As in Dublin the released prisoners arrived at Cork’s main railway station and proceeded to parade to a demonstration in the centre of the city. The police backed up by the military attempted to stop the seditious speeches and running battles began on the streets. The police baton charged and more fatally bayonet charged. Thirty year old Abraham Allen, a labourer married to Hannah with one child, lived at 2 North Mall. At quarter past eight Allen left the family home with his child to see what was going on, as events began to spiral out of control on the street, he sent the child home to his mother.

At the inquest into his death local woman Ellen McCarthy said she answered a knock on her door in Riordan's Court and Allen was slumped bleeding profusely from a wound to his thigh, he had been bayoneted on the corner of Kryl Street. He was taken to the local infirmary but died of his wounds. His funeral was one of the biggest seen in Cork with a cortege that stretched the entire length of Patrick Street.

On the 26th, Sinn Fein members smashed windows in the city and re opened their drill hall on Sheares Street that had been closed by the British authorities after the Rising.   

During the month while the Archbishop of Dublin Reverend William Walsh was receiving plaudits for his stand against partition the ordinary Dubliners was suffering as bread process increased by a half penny to 6d for two pounds and there was a major sugar shortage in the city. Beer prices had also increased as production was cut by order of the British as part of the war effort as the grains were being sent to the front. It was reported that Donegal was in the grips of a famine.

Sinn Fein who was now emerging as the real force in Irish politics was pursing a policy of absenteeism, civil disobedience and violence and would abandon theirs and Arthur Griffith’s policy of Dual Monarchy by the end of the year after the Sinn Fein Ard Fheis. Part of this civil disobedience was attempting to disrupt British food supplies leaving Ireland to the Western Front and in June 400 dock workers were on strike supported by the Trade Union movement in Liberty Hall. 

Wednesday, February 1, 2017


By Rev. P. A. Sharkey.

God made the flag of Ireland, His angels wove each fold,
And wrapped around our sireland The Green and White and Gold.
It crowns old Ireland's mountains by Heaven's supreme decree
Above the graves of Ireland's brave it waves serene and free.

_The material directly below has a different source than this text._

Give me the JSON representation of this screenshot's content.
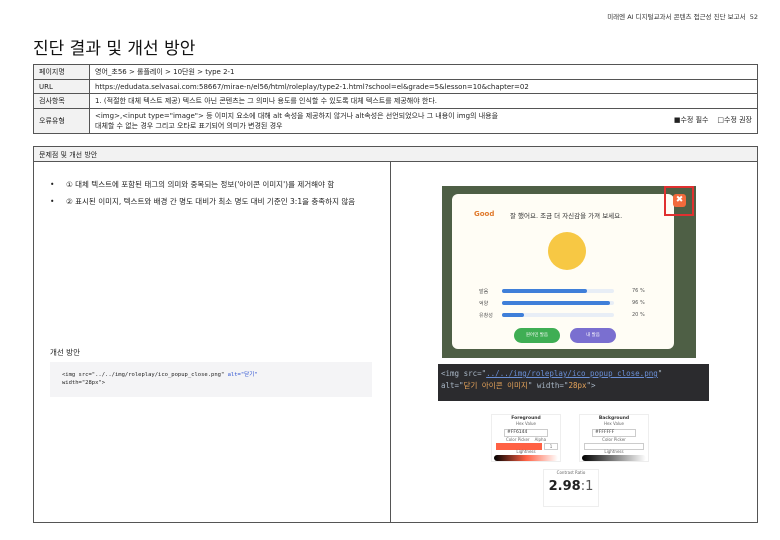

Though Britain's brutal laws have banned The Gold and White and Green,
God's angels wove its every strand, And low its glimmering sheen is,
Seen upon the mountain tops in folds of golden gorse,
Where white buds washed in dew drops

Grow, and streamlets wend their course. God made the flag of Ireland,
No puny human hands can tear from her, our sireland,
The love for which it stands— The White of Erin's virgin love,
Forgiving times untold, And bridging by His will above the deathless Green and Gold.

God made the flag of Ireland he made her sons to be the warders of their sireland,
A nation pure and free. Today no tyrant's bluster Shall cloud the Easter Dawn,
Beneath God's flag we muster, Our cry "Sinn Fein awaun!"